In the past, many relied on grassroots systems built for niche industries by small, independent developers. Since the adoption of the cloud, solutions are much easier to integrate. For example, the Microsoft Suite includes Office, Teams and Power BI — a popular choice given its simple integration. Salesforce ties together CRM, marketing automation, and many other tools including those enabled by artificial intelligence (AI).


Standard operating procedures (SOPs) are a quagmire for many businesses. Part of the problem is some business leaders think they need to create an end-to-end manual for every single process. While having an owner and hub for SOPs (such as a software solution) is optimal, it is often better to just chunk down the work and focus on the vital few. At a minimum, have SOPs for the critical and repeatable work processes within your business. An easier mountain to climb is demanding checklists for all repeatable processes.


To promote better independent decision-making by mid-management, companies must have a set of key performance indicators (KPIs) that serve to educate and inform their team on the sausage making. Make sure you have predictive indicators in public view (physically or on an intranet). Push key metrics out to decision makers on a regular cadence and review your results in a green/yellow/red format.

As every business is different, you will have to craft your own formula. But a combination of these activities will enable your company to scale.

Published by edstillman
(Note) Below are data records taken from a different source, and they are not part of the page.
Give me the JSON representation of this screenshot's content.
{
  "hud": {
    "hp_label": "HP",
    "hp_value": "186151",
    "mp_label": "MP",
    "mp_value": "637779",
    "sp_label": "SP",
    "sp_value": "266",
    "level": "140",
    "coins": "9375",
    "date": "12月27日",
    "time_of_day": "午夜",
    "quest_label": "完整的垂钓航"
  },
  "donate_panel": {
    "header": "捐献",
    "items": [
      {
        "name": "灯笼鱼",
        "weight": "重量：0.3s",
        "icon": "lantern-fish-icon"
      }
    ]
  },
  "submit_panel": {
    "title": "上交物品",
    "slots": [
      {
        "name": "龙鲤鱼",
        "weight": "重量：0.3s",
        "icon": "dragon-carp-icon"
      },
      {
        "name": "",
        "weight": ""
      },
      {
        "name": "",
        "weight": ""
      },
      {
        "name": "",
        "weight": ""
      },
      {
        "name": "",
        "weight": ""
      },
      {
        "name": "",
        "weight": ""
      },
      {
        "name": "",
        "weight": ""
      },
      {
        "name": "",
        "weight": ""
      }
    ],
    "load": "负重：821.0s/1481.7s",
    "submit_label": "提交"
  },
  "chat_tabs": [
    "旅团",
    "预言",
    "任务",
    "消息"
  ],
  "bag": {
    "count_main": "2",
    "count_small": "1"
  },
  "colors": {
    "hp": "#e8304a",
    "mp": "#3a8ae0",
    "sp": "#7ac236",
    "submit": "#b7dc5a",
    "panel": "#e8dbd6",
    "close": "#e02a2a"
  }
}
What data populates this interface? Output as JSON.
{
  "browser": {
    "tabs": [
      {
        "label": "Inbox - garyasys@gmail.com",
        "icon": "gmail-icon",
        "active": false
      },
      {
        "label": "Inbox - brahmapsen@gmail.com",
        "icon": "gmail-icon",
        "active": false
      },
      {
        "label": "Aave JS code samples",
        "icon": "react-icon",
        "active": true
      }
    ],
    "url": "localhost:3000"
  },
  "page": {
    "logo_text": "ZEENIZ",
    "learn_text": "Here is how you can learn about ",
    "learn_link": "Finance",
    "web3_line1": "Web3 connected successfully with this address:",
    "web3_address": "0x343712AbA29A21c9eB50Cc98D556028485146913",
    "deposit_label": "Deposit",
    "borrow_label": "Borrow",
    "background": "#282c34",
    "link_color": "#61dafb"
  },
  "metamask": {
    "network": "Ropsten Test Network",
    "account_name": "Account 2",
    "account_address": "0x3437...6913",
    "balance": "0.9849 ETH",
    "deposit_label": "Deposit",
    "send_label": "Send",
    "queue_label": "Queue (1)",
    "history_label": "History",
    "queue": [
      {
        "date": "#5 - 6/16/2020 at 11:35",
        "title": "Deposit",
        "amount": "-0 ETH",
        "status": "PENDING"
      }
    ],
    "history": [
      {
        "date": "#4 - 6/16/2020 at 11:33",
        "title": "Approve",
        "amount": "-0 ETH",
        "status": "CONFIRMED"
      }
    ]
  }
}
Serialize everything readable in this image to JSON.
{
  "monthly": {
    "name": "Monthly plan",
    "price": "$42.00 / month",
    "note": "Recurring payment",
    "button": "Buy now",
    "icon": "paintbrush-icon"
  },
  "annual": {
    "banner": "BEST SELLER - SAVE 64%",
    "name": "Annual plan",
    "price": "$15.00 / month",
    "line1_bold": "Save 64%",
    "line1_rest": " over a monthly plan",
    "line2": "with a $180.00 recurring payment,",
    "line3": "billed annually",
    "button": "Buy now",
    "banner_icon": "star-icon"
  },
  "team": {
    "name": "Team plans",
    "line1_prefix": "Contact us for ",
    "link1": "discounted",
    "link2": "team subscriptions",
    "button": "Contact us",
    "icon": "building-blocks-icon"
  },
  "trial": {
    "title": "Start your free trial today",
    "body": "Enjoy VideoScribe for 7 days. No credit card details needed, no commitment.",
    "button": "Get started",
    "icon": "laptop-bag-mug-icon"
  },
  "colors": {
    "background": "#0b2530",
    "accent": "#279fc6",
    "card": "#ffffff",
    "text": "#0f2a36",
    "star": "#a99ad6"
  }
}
I grew up in Carlsbad, north San Diego County, lost my dad as a teenager, went into the USAF for four years and hired on with 3M in 1969. Received my AA from Santa Barbara City College, BA and Masters from Redlands University and after 33 plus years, I retired from 3M in 2002. As I look back on my life, I have been creating myself and developing my skill sets to be a business coach and a Vistage Chair. I am president of SEOT, a "personal improvement" consulting firm spending most of my time working with Central Texas executives running small to medium size for-profit companies who are focusing on improving their profitability greater than their competition. My area of interest is assisting senior executives in creating a better balance between business commitments and personal relationships. I also facilatate three leadership labs each consisting of a dozen owners, presidents and CEOs. We meet monthly both in a group setting as well as in a 1-to-1 coaching session. Our focus is to sharpen each others' skills in becoming better leaders, making better decisions and taking ourselves and companies to that next level. Who are we? My members are experienced top executives who recognize that they don’t have all the answers and who actively seek the company of successful peers—both to give and receive insights and ideas. My members mine the 200 plus years of chief executive experience that comes together in our monthly meetings and members are eager to offer their own experience and insights in the process. As a group, we spend our time exploring topics members can't discuss anywhere else. My members have many other places where they can engage in idle, "cocktail party" chatter. Our mission is to provide the setting for discussing the "undiscussable." Where or who can you go to for confidential, honest feedback to assist you in minimizing your personal "Worry List"?